#### Description of the task:
Each line below containing the word "screenshot" needs to be shown.

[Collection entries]
※ ※ ※

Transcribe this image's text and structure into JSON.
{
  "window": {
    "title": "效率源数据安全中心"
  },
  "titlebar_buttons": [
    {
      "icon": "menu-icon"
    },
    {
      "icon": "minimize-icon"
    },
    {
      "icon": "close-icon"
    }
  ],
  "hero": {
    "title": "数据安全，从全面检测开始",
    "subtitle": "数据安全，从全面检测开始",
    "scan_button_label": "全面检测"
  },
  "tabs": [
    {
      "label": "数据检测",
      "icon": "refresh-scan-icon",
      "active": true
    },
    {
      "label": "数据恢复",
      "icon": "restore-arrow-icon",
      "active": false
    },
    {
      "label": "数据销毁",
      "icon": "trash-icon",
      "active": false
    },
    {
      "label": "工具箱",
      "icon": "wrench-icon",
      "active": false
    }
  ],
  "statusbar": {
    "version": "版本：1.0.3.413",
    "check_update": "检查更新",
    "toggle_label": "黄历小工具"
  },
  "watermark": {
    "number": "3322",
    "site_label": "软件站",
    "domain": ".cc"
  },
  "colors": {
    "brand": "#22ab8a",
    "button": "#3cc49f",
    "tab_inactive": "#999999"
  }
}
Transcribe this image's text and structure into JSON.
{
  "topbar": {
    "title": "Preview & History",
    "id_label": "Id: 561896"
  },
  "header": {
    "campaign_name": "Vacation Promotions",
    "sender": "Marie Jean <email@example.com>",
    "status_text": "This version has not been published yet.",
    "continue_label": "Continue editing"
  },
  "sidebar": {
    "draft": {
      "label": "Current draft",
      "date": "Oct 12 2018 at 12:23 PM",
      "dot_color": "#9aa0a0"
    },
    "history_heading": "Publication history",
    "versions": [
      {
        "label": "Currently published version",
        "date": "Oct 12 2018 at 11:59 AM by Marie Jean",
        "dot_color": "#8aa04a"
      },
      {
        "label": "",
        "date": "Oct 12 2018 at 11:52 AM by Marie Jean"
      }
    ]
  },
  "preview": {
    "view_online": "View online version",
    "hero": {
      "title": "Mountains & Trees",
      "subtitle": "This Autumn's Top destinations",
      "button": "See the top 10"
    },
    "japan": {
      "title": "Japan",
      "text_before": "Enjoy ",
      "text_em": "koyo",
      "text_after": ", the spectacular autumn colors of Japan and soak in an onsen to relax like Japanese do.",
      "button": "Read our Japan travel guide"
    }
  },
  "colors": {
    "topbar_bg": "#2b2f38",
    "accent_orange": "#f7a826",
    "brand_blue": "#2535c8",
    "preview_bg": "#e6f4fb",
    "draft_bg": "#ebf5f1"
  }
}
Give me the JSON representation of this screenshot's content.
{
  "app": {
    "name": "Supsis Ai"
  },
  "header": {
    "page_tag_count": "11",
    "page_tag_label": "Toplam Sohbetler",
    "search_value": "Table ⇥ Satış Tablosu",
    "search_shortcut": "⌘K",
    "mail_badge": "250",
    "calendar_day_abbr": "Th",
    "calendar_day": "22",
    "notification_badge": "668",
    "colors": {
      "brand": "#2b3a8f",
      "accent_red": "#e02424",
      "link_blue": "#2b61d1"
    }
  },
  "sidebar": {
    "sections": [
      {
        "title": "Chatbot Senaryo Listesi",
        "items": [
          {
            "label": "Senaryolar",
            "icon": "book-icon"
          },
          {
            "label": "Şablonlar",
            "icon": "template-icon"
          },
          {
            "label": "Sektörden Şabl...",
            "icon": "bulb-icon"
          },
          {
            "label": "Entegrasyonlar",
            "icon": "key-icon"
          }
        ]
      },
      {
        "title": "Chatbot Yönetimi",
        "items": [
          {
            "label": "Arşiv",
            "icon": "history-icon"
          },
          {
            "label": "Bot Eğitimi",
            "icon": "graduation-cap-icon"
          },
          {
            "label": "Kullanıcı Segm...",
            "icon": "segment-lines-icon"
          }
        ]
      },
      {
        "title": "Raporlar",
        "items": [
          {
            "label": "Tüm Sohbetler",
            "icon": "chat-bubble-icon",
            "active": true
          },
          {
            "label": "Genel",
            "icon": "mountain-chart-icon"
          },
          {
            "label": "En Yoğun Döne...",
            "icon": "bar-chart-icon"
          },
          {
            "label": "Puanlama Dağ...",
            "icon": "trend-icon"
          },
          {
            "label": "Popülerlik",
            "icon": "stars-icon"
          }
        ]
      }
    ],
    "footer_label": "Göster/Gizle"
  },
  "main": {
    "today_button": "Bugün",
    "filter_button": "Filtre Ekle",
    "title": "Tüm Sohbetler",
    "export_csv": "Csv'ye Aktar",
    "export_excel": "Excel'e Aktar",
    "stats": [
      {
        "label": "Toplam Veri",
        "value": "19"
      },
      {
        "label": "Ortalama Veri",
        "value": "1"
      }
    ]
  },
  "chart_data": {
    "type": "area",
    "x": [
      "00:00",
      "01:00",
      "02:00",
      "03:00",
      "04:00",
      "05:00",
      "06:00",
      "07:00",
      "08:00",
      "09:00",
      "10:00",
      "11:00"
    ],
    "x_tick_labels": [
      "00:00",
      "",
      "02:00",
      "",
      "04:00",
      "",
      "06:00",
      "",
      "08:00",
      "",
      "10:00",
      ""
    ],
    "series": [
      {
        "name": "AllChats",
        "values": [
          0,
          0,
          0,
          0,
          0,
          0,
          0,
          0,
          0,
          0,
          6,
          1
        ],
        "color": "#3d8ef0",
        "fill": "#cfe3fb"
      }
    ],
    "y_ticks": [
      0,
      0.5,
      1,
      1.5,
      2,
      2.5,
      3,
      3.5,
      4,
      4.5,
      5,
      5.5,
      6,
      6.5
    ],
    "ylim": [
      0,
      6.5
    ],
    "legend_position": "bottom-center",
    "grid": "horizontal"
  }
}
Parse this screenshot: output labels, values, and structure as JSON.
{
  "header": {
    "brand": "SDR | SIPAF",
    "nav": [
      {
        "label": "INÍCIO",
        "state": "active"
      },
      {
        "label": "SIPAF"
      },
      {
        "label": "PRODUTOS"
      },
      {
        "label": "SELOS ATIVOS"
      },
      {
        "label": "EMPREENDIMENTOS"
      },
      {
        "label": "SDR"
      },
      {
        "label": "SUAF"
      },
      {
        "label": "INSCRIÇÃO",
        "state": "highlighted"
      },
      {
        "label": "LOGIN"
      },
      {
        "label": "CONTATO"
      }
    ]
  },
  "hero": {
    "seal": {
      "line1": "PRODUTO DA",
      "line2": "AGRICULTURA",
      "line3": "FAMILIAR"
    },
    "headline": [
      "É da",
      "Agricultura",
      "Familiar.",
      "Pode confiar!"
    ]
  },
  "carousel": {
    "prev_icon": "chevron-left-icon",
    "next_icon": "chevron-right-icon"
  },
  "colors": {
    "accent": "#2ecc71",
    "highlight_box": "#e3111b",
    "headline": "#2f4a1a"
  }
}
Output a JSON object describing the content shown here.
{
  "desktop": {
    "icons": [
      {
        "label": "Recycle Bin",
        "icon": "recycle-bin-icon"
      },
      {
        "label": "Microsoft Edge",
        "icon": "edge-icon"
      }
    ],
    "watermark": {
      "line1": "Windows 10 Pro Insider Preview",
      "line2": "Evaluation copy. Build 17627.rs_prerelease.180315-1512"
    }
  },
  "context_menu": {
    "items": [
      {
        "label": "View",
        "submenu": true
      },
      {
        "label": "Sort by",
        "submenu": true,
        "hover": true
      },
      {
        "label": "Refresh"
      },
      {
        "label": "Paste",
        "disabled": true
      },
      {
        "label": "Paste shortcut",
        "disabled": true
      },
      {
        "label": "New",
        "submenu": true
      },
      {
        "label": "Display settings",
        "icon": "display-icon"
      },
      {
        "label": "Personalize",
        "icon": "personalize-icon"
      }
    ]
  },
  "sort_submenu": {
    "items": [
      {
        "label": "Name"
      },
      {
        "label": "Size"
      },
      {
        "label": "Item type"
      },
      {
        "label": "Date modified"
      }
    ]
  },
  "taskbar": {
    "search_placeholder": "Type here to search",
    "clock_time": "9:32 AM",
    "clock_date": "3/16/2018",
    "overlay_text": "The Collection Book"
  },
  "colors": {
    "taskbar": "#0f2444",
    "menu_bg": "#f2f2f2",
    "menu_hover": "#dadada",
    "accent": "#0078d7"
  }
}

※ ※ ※

#### Solved exercise:
Give me the JSON representation of this screenshot's content.
Parse this screenshot: output labels, values, and structure as JSON.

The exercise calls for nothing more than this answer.